- 1988 - The first two bone marrow transplants in Canada using unrelated HLA compatible donors are performed at CHEO.
- 1989 - Neonatal Transport Team
- 1991 - Cardiovascular Surgery Program
- 1992 - Heliport is built
- 1996 - Youthnet/Réseau Ado, a mental health promotion program for youth
- 2001 - First phase of redevelopment project begins, the Telehealth program is formed
- 2004 - Apoptosis Research Centre
- 2005 - New state-of-the-art cauterization laboratory
- 2006 - Lets Keep Kids Out Of The Hospital campaign, surgery virtual tour is created, Child Life Interactive Computers for Kids (CLICK) is introduced, Ontario's Newborn Screening Program begins, and Roger's House, a hospice for palliative pediatric care is opened
- 2007 - First Vertical Expandable Prosthetic Titanium Rib (VEPTR) in Ontario, eating disorders program is introduced
- 2008 - Parental Presence at Induction (PPI) is introduced, allowing parents to be with their children before and after surgery
- 2009 - Max Keeping Wing is opened, houses the emergency department, the neonatal and pediatric intensive care units and the medical day unit for children and youth afflicted with serious illnesses requiring outpatient treatments.
- 2009 - CHEO opens their off-site Centre for Healthy Active Living, with clinics focused on Obesity and Type II Diabetes
- CHEO: History
- CTV's CHEO telethon raises $6.2 million Archived July 8, 2011, at the Wayback Machine
- CHEO Foundation: About Us Archived October 19, 2010, at the Wayback Machine
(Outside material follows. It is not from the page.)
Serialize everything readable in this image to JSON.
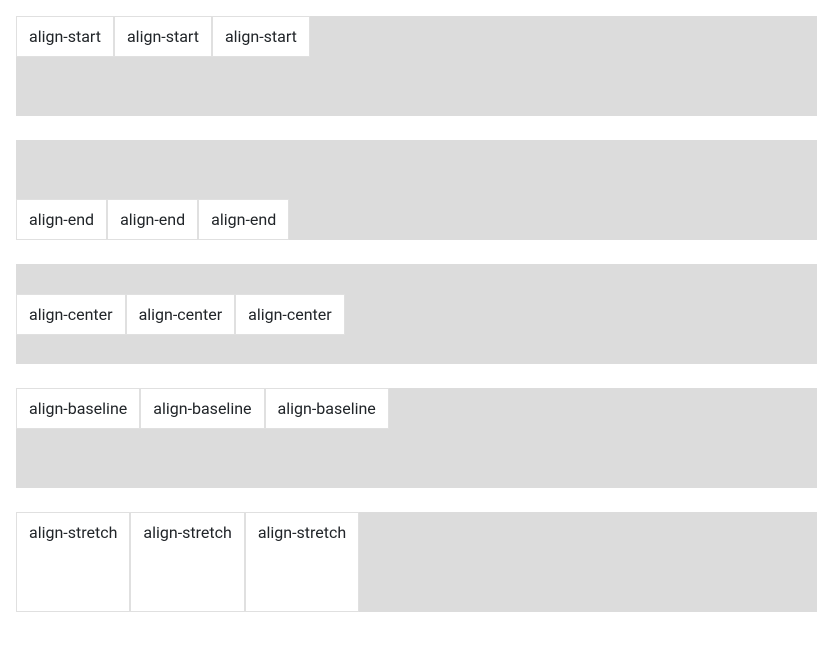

- CHEO Website: Facts and Figures
- "CHEO: Significant Milestones". Archived from the original on 2011-01-23. Retrieved 2011-02-16.